On 15th July 2008, Ambassador Fu Ying met with Home Office Minister of State for Borders and Immigration Liam Byrne. They exchanged views on immigration questions including employment difficulty of Chinese students in UK upon graduation, high expenses of student visa extension, and staff shortage in Chinese restaurants.
Ambassador Fu indicated that the recent years have witnessed a fast growth of overseas Chinese students in UK. Most of the graduates have gone back to China for employment and become talents pushing for development in China. As China adjusts its economic structure, there has been a growing demand for high-level talents, in particular those with overseas working experience. Many Chinese students wish to work in British enterprises after graduation to accumulate experience. However given current regulations, it’s fairly difficult for Chinese students to hunt for jobs and get visas. Over the years, overseas Chinese students in America and other countries have got the chance to work in local enterprises. They have won favor of major Chinese companies because of their overseas working experience, and many have got into top management, serving as forces promoting commercial and investment cooperation between China and America and other countries. She expressed hopes that UK would value the precious resources of overseas Chinese students in UK, adjust employment policy targeted for Chinese students, facilitate more Chinese students to work in major British companies, and train talents for the benefits of Sino-British economic cooperation.
Fu Ying noted that the high expenses of student visa extension should be given due attention by the British side. Many Chinese students will flinch at increased expenses. Students have reacted strongly and many British schools also have complaints.From a long-term perspective, this will affect Sino-British educational cooperation.
Byrne thanked Ambassador Fu for her advice of giving more employment opportunities to Chinese students, and promised to give it further consideration. He also indicated that efforts are being made to simplify student visa categories.
On staff shortage of Chinese restaurants that the Chinese community have reacted strongly, Fu Ying said the immigration point system recently launched by the British government and the fact of publicizing on Border Agency website the list of those restaurants fined for employing illegal labor have challenged the development of Chinese catering industry. Over 10,000 Chinese restaurants and take away restaurants in UK are under great pressure, and even risk closures. Fu once again expressed her hopes that the British side would give full consideration to the particularity of Chinese catering industry and lower access threshold of cooks. Byrne noted that his previous personal visits to Chinese restaurants and talks with Chinese cooks gave him new understanding of the Chinese catering industry. MAC will publish at the end of August staff shortage report of various trades including the Chinese catering industry.

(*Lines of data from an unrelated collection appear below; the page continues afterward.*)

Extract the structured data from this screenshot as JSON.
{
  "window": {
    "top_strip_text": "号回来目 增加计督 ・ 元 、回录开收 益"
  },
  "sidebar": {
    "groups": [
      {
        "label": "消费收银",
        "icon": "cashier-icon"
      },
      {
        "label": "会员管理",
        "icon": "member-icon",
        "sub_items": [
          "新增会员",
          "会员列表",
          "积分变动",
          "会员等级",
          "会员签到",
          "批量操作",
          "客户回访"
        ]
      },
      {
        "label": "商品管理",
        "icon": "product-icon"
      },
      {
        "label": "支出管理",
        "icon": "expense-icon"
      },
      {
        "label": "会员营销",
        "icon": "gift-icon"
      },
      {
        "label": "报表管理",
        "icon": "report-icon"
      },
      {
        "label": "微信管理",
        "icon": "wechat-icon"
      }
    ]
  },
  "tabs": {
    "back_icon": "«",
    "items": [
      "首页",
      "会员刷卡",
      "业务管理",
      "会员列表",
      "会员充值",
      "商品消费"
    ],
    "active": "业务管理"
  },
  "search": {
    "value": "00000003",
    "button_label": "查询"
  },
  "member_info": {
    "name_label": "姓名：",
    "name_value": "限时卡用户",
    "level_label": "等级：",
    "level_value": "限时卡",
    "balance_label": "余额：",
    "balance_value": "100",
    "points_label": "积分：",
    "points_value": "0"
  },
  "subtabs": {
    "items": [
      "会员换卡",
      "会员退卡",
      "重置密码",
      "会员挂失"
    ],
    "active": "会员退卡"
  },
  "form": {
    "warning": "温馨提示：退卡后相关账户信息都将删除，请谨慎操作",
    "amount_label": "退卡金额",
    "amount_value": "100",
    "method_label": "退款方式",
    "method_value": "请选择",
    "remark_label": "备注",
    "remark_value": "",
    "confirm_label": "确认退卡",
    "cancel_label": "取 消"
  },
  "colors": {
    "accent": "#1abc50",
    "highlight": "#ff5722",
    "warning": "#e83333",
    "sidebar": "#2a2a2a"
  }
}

The two sides also exchanged views on the implementation of the MOU on facilitating legal travel and combating illegal migration.